Before agreeing to perform at next Monday’s “Up We Stand” benefit for the Israeli charity Atzum, the chasidic reggae artist Matisyahu hesitated. He usually asks his rabbi for permission before performances.
For those pious people who may be wondering: Is it okay to laugh it up for Israel? Don’t worry about it. It’s for a good cause.
A carnival of comic heavyweights will take to the Knitting Factory’s main stage in downtown Manhattan at “Up We Stand.” Demetri Martin, the wry, shaggy-haired comedian will be performing, as will Lewis Black of Comedy Central’s “The Daily Show with Jon Stewart” and the soft-spoken Todd Barry, among others.
The show was put together by Rob Kutner, Eric Drysdale and Dan Powell — two writers and a producer for “The Daily Show.”
“Eric and Dan are very big machers in the New York comedy scene — with Jewish and non-Jewish comedians,” Kutner said.
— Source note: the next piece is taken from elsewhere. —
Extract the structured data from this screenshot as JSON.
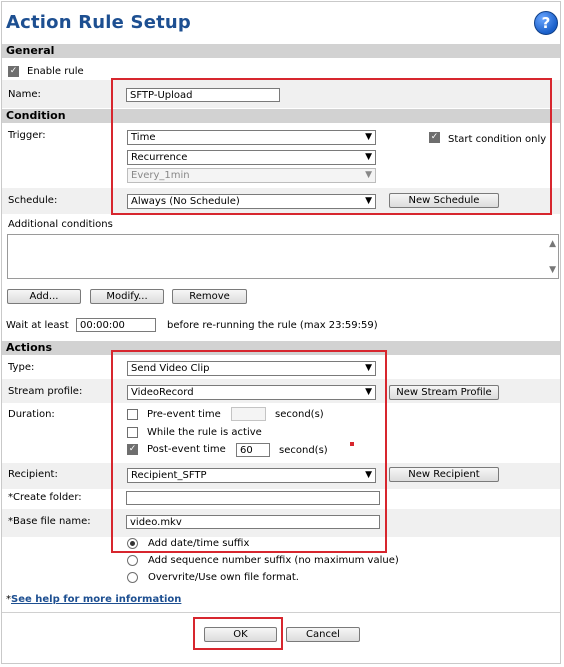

Kutner first began raising support for Atzum last year, when he and his wife hosted a fundraiser through the Shtibl Minyan, the liberal prayer group Kutner co-founded in Los Angeles when he was a writer on HBO’s “Dennis Miller Live.” (The Shtibl Minyan garnered attention when it picketed the Democratic National Convention in 2000, accusing the party of compromising on a host of liberal issues.)
It was friends from the minyan, Rob and Lamelle Ryman, who first told Kutner about Atzum, which he says does not contradict his left-leaning politics. It is the kind of charity he can support, he said, describing it as “apolitical”
Last year’s fundraiser raised $25,000 for Atzum; he’s hoping to repeat that success next week.
In some ways. Atzum is a charity of forgotten causes. While many charities have sprung up in recent years to help victims of terror living in Israel, Atzum takes on the less-well-known victims of terror: those hurt in terror attacks before the intifada started, when shootings or bombings by rogue terrorist organizations were notorious but not nearly as commonplace as they are today.
“None of the people [who were attacked by terrorists] before September 2000 are eligible for” government help, said Rabbi Levi Lauer, the American-born founder of Atzum. “Nobody whose family members were hurt before September 28, 2000, is eligible.”
Roberta Bernstein, a New York-born social worker, is Atzum’s lone crusader for these victims of terror. At her home in Jerusalem, Bernstein sifts through referrals made to her by government agencies and tries to do everything possible to help these victims.
Bernstein discovered a musical arranger suffering from severe depression after his daughter was killed in a 1995 terrorist attack; he had quit his job, divorced his wife and spent his days in a small room submerged in the fog of depression. When the musician’s other daughter was injured in a terrorist attack in the recent intifada, the man became suicidal. “He was staring at this one bare wall” in his apartment, Bernstein said.
But no government agency could help the musician; he was not designated a victim of terror, so he was referred him to Atzum; Bernstein took up his case.
Atzum bought the musician an elaborate computer with state-of-the-art music software. He began composing again. “He said, ‘I realize the only thing to save my life is music,’” Bernstein said, referring to a letter the man had written to Atzum to express his gratitude.
“It’s giving him an income,” Bernstein said. “He’s returning slowly but surely.”
But pre-intifada terror victims are only a part of Atzum’s mission. Atzum keeps an eye on the handful of aging righteous gentiles — most of whom hail from the former Soviet Union — who saved Jews during the Holocaust and subsequently made their home in Israel.
“They get a generous grant from the government — about 6,000 shekels a month [about $1,350] — so they’re not starving,” Lauer said. But not all of their needs are provided for. “Many of them lack really good dentures or hearing aids. Some of them live in fourth-floor walkups and need home assistance. Some suffer serious memory loss. … [These people who] in the bravest way saved our bubbes and zaydes, whatever they ask for shouldn’t be too much.”
A second social worker, Nomi Roth Elbert, works with these righteous gentiles, assisting with their medical, financial and household needs.
Atzum also advocates for foreign workers in Israel — many of whom are fired from their jobs, then shipped home, after being injured — and they’re starting to combat Israel’s illegal sex trafficking.
Elbert, Lauer and Bernstein have been steadfast in raising money from donors in the United States. Last year, they enlisted a crew of eight San Francisco synagogues to convince their congregants to forgo their Starbucks coffee for one day and contribute the money saved to Atzum. They raised thousands of dollars.
Unlike some charities that have developed in the wake of the intifada, Atzum remains politically neutral.
“I was very inspired by it,” said Kutner. Raising money for Atzum in a real way “ameliorates the pain of those who have to live with it every day.”